It is really up to the player but it’s recommended to start with the character that best suits a specific play style, but fortunately all three characters will work together when playing a level. The other two characters can either be controlled by two players online or A.I. and it’s possible to swap characters between levels, which comes in handy, allowing you to pick a character that’s better suited to a particular level.

There are plenty of trolls in this game.

Dying in War in the North does not necessarily mean starting over again from the beginning of a level. Each of the characters is able to revive the other two, which means that all is not lost as long as there is at least one character alive. The reviving process does take a bit of time so it’s wise to try to clear out a room before attempting to help fallen characters. The other way to not die is to use potions that are found scattered around levels. There’s a lot of different items to find by searching enemy corpses or finding hidden passages in levels. There are stores in the levels too, which make it possible to buy items and sell any items found.
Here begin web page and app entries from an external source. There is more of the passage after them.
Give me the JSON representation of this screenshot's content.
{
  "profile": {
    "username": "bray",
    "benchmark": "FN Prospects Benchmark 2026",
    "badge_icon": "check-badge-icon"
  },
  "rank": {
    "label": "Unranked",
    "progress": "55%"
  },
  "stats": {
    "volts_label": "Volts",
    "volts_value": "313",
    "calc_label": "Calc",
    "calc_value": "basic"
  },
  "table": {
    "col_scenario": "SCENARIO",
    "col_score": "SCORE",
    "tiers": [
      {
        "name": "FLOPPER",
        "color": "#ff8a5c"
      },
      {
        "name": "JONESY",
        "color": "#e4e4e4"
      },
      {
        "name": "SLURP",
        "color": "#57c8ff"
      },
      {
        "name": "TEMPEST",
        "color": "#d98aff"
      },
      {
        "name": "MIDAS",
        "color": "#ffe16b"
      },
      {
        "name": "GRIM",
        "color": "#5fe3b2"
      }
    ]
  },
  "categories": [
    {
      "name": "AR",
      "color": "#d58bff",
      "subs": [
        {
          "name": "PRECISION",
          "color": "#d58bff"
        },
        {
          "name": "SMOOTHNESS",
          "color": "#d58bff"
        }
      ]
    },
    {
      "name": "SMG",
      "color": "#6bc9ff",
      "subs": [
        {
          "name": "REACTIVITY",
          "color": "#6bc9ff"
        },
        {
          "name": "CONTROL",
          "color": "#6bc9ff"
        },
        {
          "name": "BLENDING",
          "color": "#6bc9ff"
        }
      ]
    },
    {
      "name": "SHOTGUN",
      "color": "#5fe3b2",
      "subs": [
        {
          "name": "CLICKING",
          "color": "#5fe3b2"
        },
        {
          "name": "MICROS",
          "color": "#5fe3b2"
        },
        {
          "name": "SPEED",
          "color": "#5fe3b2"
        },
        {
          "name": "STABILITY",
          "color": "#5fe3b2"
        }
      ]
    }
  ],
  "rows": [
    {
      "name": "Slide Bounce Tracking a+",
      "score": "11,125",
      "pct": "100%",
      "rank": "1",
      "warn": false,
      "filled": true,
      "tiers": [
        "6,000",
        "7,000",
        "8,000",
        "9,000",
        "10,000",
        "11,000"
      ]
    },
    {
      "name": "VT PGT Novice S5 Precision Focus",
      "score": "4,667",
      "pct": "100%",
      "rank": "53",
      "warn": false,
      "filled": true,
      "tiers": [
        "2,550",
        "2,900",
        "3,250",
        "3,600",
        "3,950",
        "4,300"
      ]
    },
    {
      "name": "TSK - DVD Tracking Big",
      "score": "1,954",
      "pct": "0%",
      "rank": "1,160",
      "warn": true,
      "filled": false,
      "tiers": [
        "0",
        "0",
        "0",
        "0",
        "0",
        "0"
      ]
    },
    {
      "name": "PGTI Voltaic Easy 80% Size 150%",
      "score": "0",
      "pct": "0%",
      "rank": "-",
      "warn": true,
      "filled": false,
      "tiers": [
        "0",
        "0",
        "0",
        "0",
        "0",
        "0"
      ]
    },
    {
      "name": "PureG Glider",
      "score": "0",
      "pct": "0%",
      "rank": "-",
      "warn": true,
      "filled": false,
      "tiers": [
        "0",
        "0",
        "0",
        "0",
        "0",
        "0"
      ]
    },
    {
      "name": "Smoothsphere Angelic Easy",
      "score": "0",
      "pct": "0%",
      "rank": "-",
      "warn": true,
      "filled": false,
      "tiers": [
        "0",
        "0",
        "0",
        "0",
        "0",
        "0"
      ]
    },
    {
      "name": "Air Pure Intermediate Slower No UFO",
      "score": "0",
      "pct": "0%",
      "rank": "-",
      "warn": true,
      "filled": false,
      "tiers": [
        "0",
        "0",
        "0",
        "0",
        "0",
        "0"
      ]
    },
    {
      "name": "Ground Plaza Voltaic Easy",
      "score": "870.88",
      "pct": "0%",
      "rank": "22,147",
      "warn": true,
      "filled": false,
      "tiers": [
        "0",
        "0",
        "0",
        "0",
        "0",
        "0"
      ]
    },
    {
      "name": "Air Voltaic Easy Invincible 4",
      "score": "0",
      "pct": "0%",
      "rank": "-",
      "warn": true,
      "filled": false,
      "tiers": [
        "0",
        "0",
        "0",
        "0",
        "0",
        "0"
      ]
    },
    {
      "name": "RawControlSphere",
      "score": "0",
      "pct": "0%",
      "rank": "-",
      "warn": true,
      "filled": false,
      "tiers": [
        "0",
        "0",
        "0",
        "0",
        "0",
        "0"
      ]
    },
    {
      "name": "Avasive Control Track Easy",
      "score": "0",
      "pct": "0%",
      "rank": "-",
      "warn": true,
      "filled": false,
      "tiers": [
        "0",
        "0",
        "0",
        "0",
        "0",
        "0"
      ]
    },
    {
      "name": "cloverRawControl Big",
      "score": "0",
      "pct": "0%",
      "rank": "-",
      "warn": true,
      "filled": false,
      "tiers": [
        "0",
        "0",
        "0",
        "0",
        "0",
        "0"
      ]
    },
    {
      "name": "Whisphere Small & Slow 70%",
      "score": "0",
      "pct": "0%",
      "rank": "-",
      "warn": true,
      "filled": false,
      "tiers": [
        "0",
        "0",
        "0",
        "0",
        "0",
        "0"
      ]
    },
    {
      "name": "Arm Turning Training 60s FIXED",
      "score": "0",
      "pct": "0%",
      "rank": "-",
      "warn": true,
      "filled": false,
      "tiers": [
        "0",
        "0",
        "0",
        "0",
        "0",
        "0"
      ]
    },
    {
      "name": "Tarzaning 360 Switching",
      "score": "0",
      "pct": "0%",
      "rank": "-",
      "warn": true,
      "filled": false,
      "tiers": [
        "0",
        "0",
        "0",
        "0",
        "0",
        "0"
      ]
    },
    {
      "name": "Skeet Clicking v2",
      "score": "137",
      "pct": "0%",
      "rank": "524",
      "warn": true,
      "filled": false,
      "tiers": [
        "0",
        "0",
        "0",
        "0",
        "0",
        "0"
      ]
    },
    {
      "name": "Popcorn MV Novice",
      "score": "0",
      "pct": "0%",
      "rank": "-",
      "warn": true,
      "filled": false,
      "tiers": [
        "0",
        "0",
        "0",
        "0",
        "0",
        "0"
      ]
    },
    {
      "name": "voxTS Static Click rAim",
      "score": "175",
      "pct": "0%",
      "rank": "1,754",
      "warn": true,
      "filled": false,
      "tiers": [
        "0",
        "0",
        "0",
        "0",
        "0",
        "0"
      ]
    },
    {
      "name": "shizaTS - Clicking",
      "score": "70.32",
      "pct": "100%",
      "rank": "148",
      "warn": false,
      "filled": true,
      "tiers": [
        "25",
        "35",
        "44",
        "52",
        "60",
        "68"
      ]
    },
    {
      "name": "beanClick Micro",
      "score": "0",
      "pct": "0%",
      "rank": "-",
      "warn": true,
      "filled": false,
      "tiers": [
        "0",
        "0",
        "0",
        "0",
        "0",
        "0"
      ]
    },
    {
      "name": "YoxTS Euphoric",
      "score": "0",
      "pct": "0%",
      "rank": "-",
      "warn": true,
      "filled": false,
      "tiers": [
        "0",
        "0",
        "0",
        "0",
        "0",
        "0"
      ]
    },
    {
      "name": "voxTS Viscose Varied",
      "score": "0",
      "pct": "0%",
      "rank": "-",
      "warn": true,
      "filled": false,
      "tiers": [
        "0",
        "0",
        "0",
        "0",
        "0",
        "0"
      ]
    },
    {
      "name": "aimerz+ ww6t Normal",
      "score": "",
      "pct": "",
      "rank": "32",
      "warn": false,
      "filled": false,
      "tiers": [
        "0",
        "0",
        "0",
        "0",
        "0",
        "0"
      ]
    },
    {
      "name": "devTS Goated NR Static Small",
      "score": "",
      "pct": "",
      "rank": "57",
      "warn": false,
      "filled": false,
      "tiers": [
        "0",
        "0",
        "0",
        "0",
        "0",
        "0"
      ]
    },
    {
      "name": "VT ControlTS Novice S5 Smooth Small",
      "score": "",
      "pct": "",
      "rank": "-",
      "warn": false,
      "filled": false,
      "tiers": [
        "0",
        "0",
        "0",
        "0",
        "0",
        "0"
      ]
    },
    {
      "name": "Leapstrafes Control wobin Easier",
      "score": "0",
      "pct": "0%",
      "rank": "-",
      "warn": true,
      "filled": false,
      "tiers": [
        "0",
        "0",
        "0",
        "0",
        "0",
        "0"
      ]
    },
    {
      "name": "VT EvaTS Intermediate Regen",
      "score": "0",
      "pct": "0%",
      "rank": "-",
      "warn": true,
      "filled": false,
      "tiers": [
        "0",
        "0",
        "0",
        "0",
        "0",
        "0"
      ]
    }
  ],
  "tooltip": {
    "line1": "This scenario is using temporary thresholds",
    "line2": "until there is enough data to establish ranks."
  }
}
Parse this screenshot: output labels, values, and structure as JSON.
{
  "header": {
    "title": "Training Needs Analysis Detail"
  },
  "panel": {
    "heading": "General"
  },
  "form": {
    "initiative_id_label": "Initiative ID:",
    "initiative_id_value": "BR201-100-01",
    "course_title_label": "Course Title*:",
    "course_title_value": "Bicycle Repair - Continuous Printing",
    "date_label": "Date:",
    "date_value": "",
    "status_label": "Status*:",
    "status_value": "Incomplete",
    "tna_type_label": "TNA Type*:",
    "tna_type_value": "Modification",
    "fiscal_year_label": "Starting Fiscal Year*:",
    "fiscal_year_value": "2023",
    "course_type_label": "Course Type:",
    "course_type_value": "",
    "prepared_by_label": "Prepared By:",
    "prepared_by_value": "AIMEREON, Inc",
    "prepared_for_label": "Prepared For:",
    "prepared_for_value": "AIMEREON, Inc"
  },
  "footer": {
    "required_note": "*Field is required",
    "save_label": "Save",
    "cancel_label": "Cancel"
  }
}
These items are not just for show, though, as the likes of armour will increase defence statistics.

Combat comes down to using either normal or strong attacks. These two attacks combined create combos that culminate in special attacks that give more experience points, of which can be used to fortify character statistics.. Some of the special attacks are incredibly gory with enemy limbs and heads getting chopped off in slow motion. It’s not an uncommon feature but titles are given to special kills, such as one for performing a head shot with an arrow. There are also skill points earned, which unlock new abilities in a typical RPG style skill tree.

There is a main village hub to explore but a map is used to select levels. Each level is an entirely different location and some of the environments include dungeons, forests and mountains. It’s almost like being inside an interactive version of the movies, thanks to the finer detail found in each location. Progression in levels mostly comes down to clearing successive rooms of enemies, which include series stalwarts like Orcs and giant spiders. In my playthrough, other goals did appear on a few occasions, such as rescuing other characters or destroying specific targets.

This was fortunate, as it made the game feel less repetitive as a result, and of course, a boss fight against a giant spider also made the game much more interesting, changing the pace nicely. In this demo session, it wasn’t possible to try the online mode but there were some positive signs in the single-player, such as a barrier to make sure everyone is ready to go on to another section, that hinted that the pieces are in place for it to work nicely.

It's just a giant eagle about to rip that orc apart.

Lord of the Rings: War in the North is a game not only for fans, but also for anyone into role-playing games. It’s an interesting dynamic to have two players join in online, and the addition of the levelling system and loot should make it a game that’s easy to sink the hours into. Lord of the Rings might have a few video-games under its belt already, but War in the North seems like a worthy new entry.